Georgian Orthodox Church to celebrate centenary of autocephaly

The one hundredth anniversary of the restoration of the Georgian Orthodox Church’s ancient autocephaly will be celebrated by His Holiness Catholicos-Patriarch Ilia II of Tbilisi, with other clergy and faithful of the Georgian Orthodox Church on March 25 with a solemn Liturgy in Mtskheta’s Svetitskhoveli Cathedral, northeast of the capital city of Tbilisi, reports Sputnik-Georgia.

The cathedral is known as the burial site of Christ's mantle and was the site of coronation and burial of the kings of Georgia.
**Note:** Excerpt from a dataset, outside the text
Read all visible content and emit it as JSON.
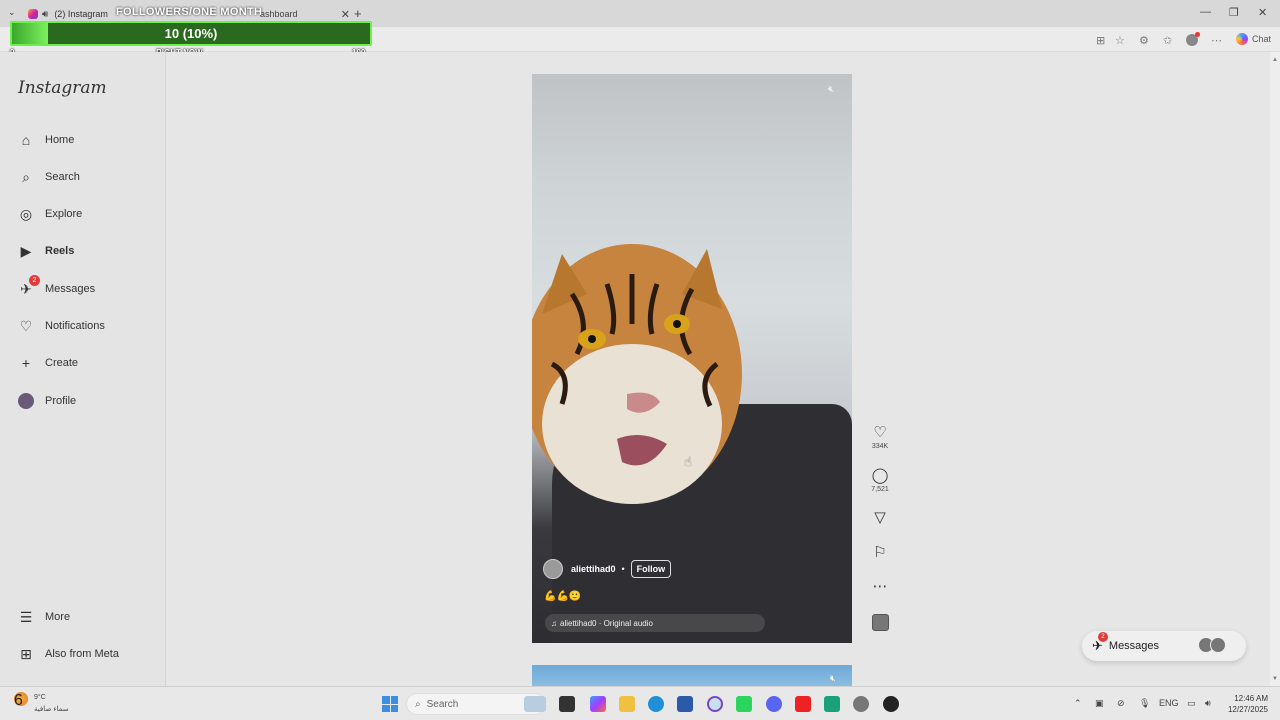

The original church was built in the fourth century under King Mirian II of Kartli.

The Georgian Church was initially under the See of Antioch until 1010, when the Catholicos of Kartli was elevated to the honor of patriarch. The Russian imperial court abolished the Georgian Church’s autocephaly in 1811, and its patriarchal rule, and reduced it to an exarchate subordinated to the Russian Holy Synod.

After the abdication of Royal Martyr Tsar Nicholas II, Georgia’s bishops restored their Church’s autocephaly on March 25, 1917. The first new patriarch of the Georgian Church was Catholicos-Patriarch Kirion II. The Russian Church recognized this already-existing independence on October 31, 1943, and the Patriarchate of Constantinople on March 3, 1990.

Several other activities are also planned to celebrate the occasion. The exhibition “Autocephaly 100” will open in Tbilisi State University on March 23, featuring a number of unique Church publications and manuscripts, including a part of the collection of books of Catholicos-Patriarch Kirion II, as well as photographs of those clergy who took part in the restoration of autocephaly.

An academic conference, featuring professors and lecturers from various educational institutions, and representatives of the Georgian Patriarchate will present lectures on the importance of the Church’s autocephaly, including previously unknown information surrounding the issue of its restoration.

Source: Православие.ру